Entries supplied START
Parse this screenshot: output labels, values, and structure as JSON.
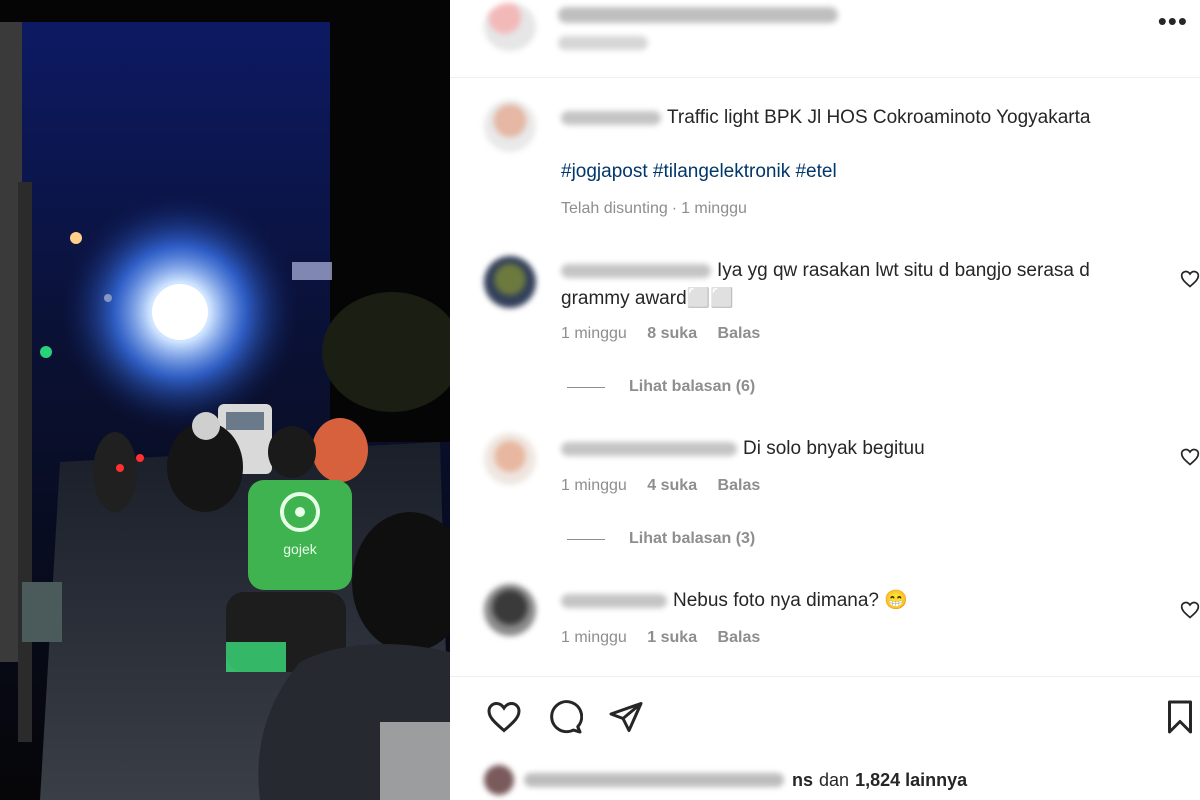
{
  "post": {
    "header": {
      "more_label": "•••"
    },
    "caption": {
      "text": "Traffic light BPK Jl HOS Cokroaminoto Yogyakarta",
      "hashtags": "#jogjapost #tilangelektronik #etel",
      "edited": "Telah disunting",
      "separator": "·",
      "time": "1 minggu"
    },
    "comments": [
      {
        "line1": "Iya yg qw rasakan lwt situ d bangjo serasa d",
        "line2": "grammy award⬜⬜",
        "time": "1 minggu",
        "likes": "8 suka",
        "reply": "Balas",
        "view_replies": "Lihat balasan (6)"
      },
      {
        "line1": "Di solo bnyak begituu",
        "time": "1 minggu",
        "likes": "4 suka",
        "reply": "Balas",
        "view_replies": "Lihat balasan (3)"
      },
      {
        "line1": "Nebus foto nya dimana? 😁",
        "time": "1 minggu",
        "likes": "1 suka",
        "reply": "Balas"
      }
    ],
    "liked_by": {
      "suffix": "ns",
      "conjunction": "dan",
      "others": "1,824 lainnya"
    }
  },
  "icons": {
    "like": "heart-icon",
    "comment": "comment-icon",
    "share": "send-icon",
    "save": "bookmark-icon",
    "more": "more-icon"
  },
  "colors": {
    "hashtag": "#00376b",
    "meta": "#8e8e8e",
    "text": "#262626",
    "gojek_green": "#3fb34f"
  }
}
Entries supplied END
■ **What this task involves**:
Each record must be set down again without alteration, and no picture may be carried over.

■ **Finished task**:
Parse this screenshot: output labels, values, and structure as JSON.
{
  "post": {
    "header": {
      "more_label": "•••"
    },
    "caption": {
      "text": "Traffic light BPK Jl HOS Cokroaminoto Yogyakarta",
      "hashtags": "#jogjapost #tilangelektronik #etel",
      "edited": "Telah disunting",
      "separator": "·",
      "time": "1 minggu"
    },
    "comments": [
      {
        "line1": "Iya yg qw rasakan lwt situ d bangjo serasa d",
        "line2": "grammy award⬜⬜",
        "time": "1 minggu",
        "likes": "8 suka",
        "reply": "Balas",
        "view_replies": "Lihat balasan (6)"
      },
      {
        "line1": "Di solo bnyak begituu",
        "time": "1 minggu",
        "likes": "4 suka",
        "reply": "Balas",
        "view_replies": "Lihat balasan (3)"
      },
      {
        "line1": "Nebus foto nya dimana? 😁",
        "time": "1 minggu",
        "likes": "1 suka",
        "reply": "Balas"
      }
    ],
    "liked_by": {
      "suffix": "ns",
      "conjunction": "dan",
      "others": "1,824 lainnya"
    }
  },
  "icons": {
    "like": "heart-icon",
    "comment": "comment-icon",
    "share": "send-icon",
    "save": "bookmark-icon",
    "more": "more-icon"
  },
  "colors": {
    "hashtag": "#00376b",
    "meta": "#8e8e8e",
    "text": "#262626",
    "gojek_green": "#3fb34f"
  }
}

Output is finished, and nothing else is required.